The purpose of this study was to explore the effects of the availability of the spoken sound of words along with the printed forms during reading practice. Firstgrade children from two normal elementary schools practised reading several unfamiliar words in print. For half of the printed words the spoken form was available and was presented when the chiIdren pressed a button. Most children chose to hear the word sounds after they had read the words themselves.
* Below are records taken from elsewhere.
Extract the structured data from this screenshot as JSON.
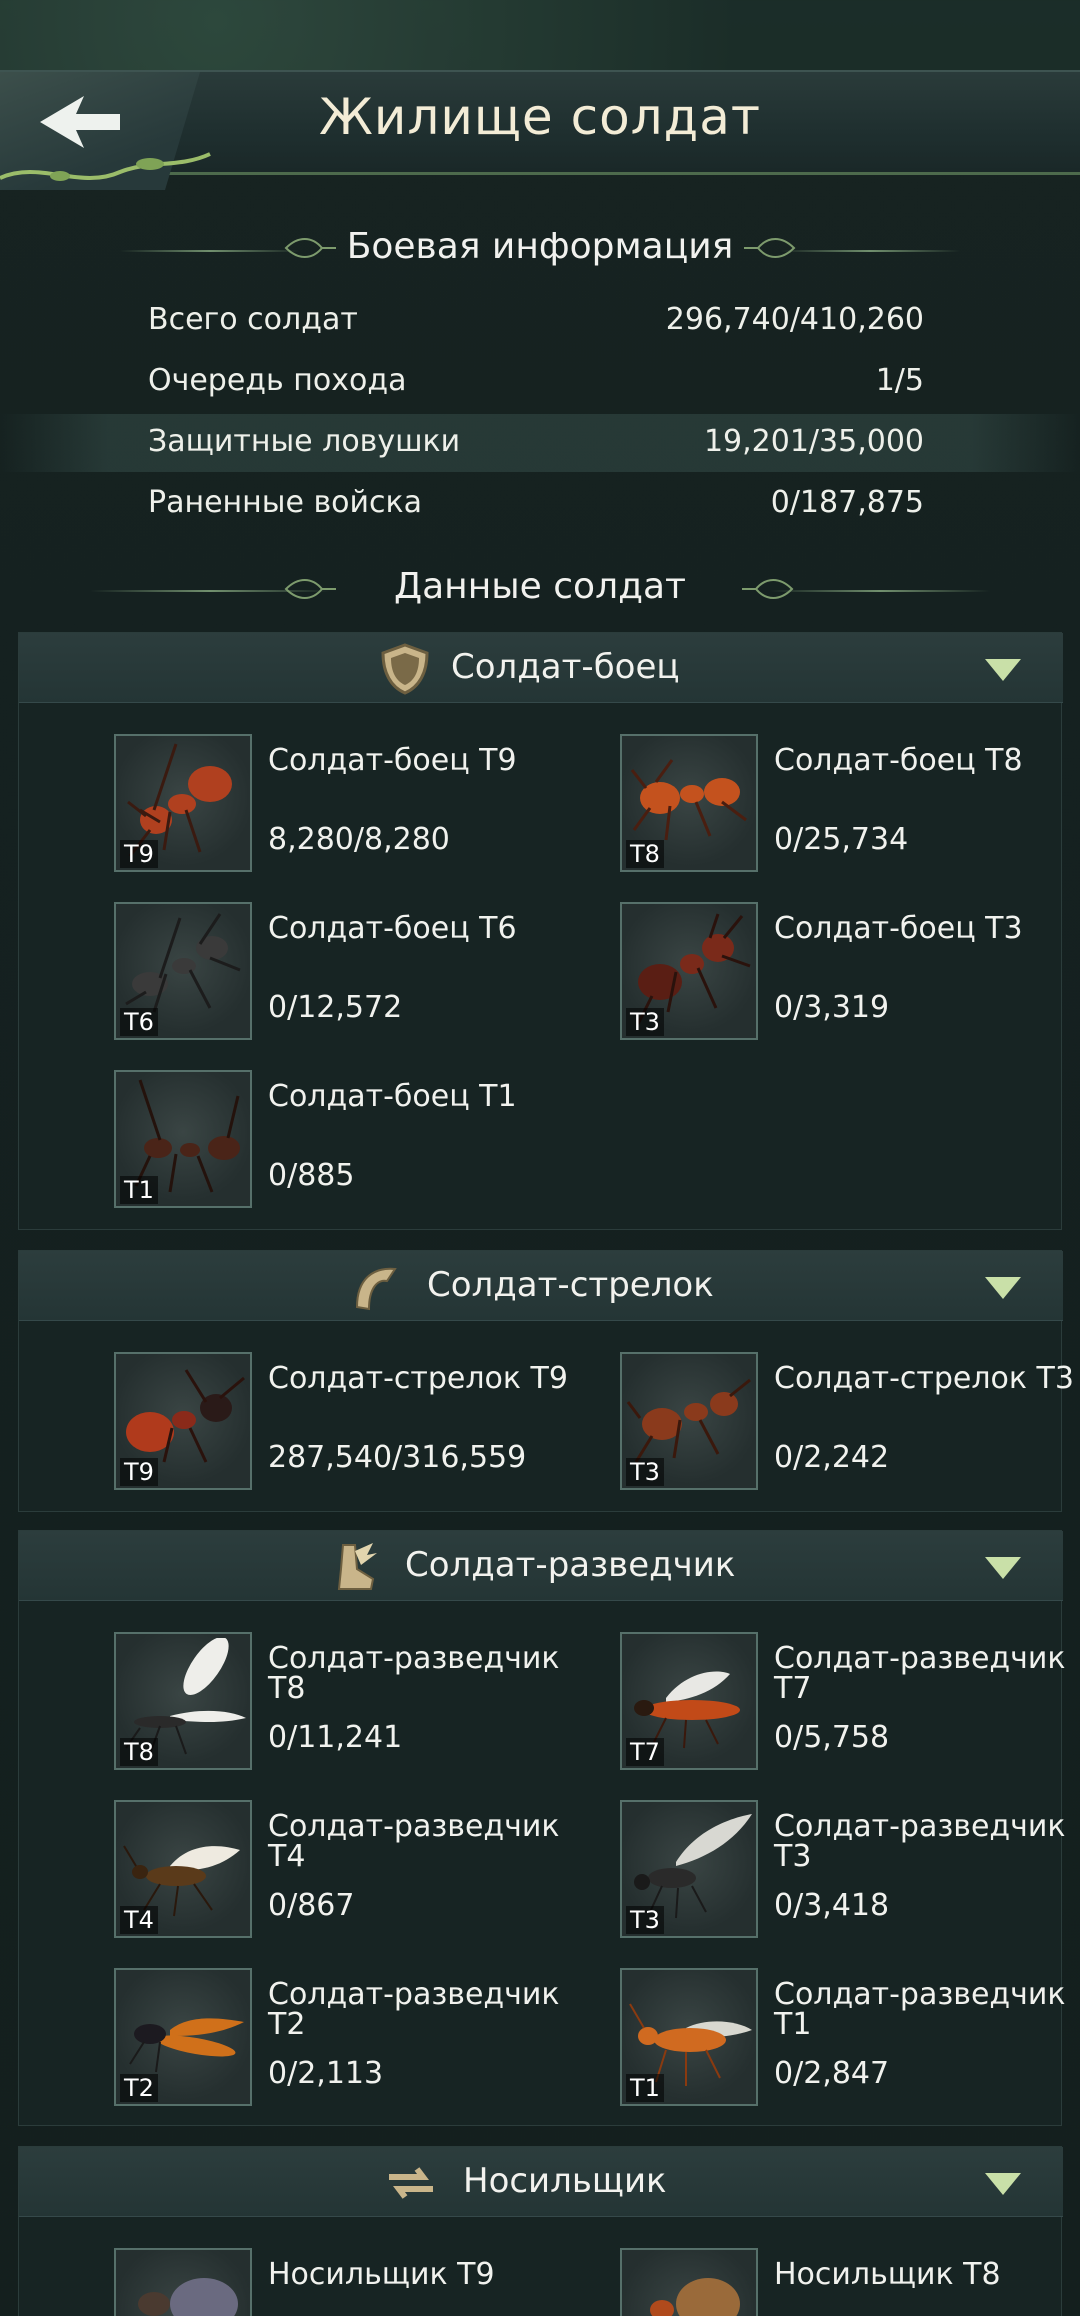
{
  "header": {
    "title": "Жилище солдат"
  },
  "battle_info": {
    "heading": "Боевая информация",
    "rows": [
      {
        "label": "Всего солдат",
        "value": "296,740/410,260"
      },
      {
        "label": "Очередь похода",
        "value": "1/5"
      },
      {
        "label": "Защитные ловушки",
        "value": "19,201/35,000"
      },
      {
        "label": "Раненные войска",
        "value": "0/187,875"
      }
    ]
  },
  "soldier_data": {
    "heading": "Данные солдат"
  },
  "groups": [
    {
      "title": "Солдат-боец",
      "icon": "shield-icon",
      "units": [
        {
          "name": "Солдат-боец T9",
          "count": "8,280/8,280",
          "tier": "T9",
          "color": "#b0401f"
        },
        {
          "name": "Солдат-боец T8",
          "count": "0/25,734",
          "tier": "T8",
          "color": "#c4521e"
        },
        {
          "name": "Солдат-боец T6",
          "count": "0/12,572",
          "tier": "T6",
          "color": "#3a3a3a"
        },
        {
          "name": "Солдат-боец T3",
          "count": "0/3,319",
          "tier": "T3",
          "color": "#7a2a1a"
        },
        {
          "name": "Солдат-боец T1",
          "count": "0/885",
          "tier": "T1",
          "color": "#4a2418"
        }
      ]
    },
    {
      "title": "Солдат-стрелок",
      "icon": "bow-icon",
      "units": [
        {
          "name": "Солдат-стрелок T9",
          "count": "287,540/316,559",
          "tier": "T9",
          "color": "#b03a1c"
        },
        {
          "name": "Солдат-стрелок T3",
          "count": "0/2,242",
          "tier": "T3",
          "color": "#8a3a1c"
        }
      ]
    },
    {
      "title": "Солдат-разведчик",
      "icon": "wing-boot-icon",
      "units": [
        {
          "name": "Солдат-разведчик T8",
          "count": "0/11,241",
          "tier": "T8",
          "color": "#2a2a2a"
        },
        {
          "name": "Солдат-разведчик T7",
          "count": "0/5,758",
          "tier": "T7",
          "color": "#c24a18"
        },
        {
          "name": "Солдат-разведчик T4",
          "count": "0/867",
          "tier": "T4",
          "color": "#5a3a1a"
        },
        {
          "name": "Солдат-разведчик T3",
          "count": "0/3,418",
          "tier": "T3",
          "color": "#2a2a2a"
        },
        {
          "name": "Солдат-разведчик T2",
          "count": "0/2,113",
          "tier": "T2",
          "color": "#d0701a"
        },
        {
          "name": "Солдат-разведчик T1",
          "count": "0/2,847",
          "tier": "T1",
          "color": "#d06a20"
        }
      ]
    },
    {
      "title": "Носильщик",
      "icon": "arrows-icon",
      "units": [
        {
          "name": "Носильщик T9",
          "count": "",
          "tier": "T9",
          "color": "#6a6a80"
        },
        {
          "name": "Носильщик T8",
          "count": "",
          "tier": "T8",
          "color": "#9a6a3a"
        }
      ]
    }
  ]
}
In a short-term retention test, words trained with an accompanying sound were read slightly faster than words trained without auditory presentation .
|Journal||IPO Annual Progress Report|
|Publication status||Published - 1984|